In your copy of the data, keep every word exact and include no pictures.

■ **DATA PROVIDED**
══════════

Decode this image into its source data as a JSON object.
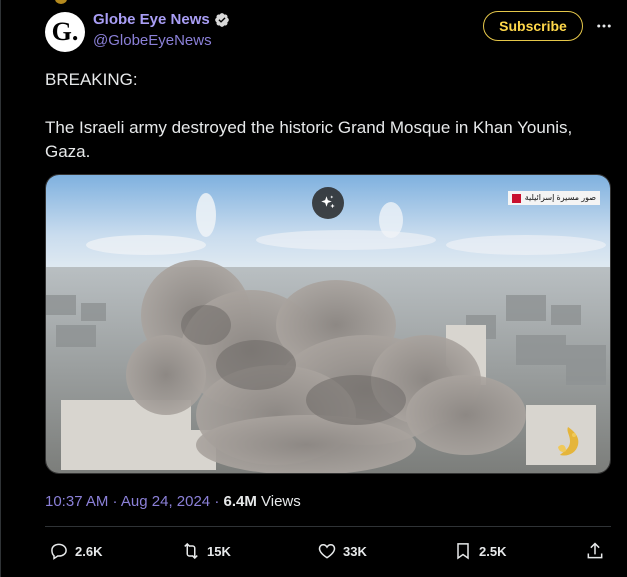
{
  "author": {
    "display_name": "Globe Eye News",
    "handle": "@GlobeEyeNews",
    "avatar_letter": "G.",
    "verified": true
  },
  "header": {
    "subscribe_label": "Subscribe",
    "more_icon": "more-horizontal-icon"
  },
  "post": {
    "line1": "BREAKING:",
    "line2": "The Israeli army destroyed the historic Grand Mosque in Khan Younis, Gaza."
  },
  "media": {
    "source_tag": "صور مسيرة إسرائيلية",
    "grok_icon": "sparkle-icon",
    "watermark": "al-jazeera-logo"
  },
  "meta": {
    "time": "10:37 AM",
    "sep1": " · ",
    "date": "Aug 24, 2024",
    "sep2": " · ",
    "views_count": "6.4M",
    "views_label": " Views"
  },
  "actions": {
    "replies": "2.6K",
    "reposts": "15K",
    "likes": "33K",
    "bookmarks": "2.5K"
  },
  "colors": {
    "background": "#000000",
    "name_purple": "#a99ef5",
    "subscribe_yellow": "#ffd84a",
    "text": "#e7e9ea"
  }
}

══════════

■ **SOLUTION**
Decode this image into its source data as a JSON object.
{
  "author": {
    "display_name": "Globe Eye News",
    "handle": "@GlobeEyeNews",
    "avatar_letter": "G.",
    "verified": true
  },
  "header": {
    "subscribe_label": "Subscribe",
    "more_icon": "more-horizontal-icon"
  },
  "post": {
    "line1": "BREAKING:",
    "line2": "The Israeli army destroyed the historic Grand Mosque in Khan Younis, Gaza."
  },
  "media": {
    "source_tag": "صور مسيرة إسرائيلية",
    "grok_icon": "sparkle-icon",
    "watermark": "al-jazeera-logo"
  },
  "meta": {
    "time": "10:37 AM",
    "sep1": " · ",
    "date": "Aug 24, 2024",
    "sep2": " · ",
    "views_count": "6.4M",
    "views_label": " Views"
  },
  "actions": {
    "replies": "2.6K",
    "reposts": "15K",
    "likes": "33K",
    "bookmarks": "2.5K"
  },
  "colors": {
    "background": "#000000",
    "name_purple": "#a99ef5",
    "subscribe_yellow": "#ffd84a",
    "text": "#e7e9ea"
  }
}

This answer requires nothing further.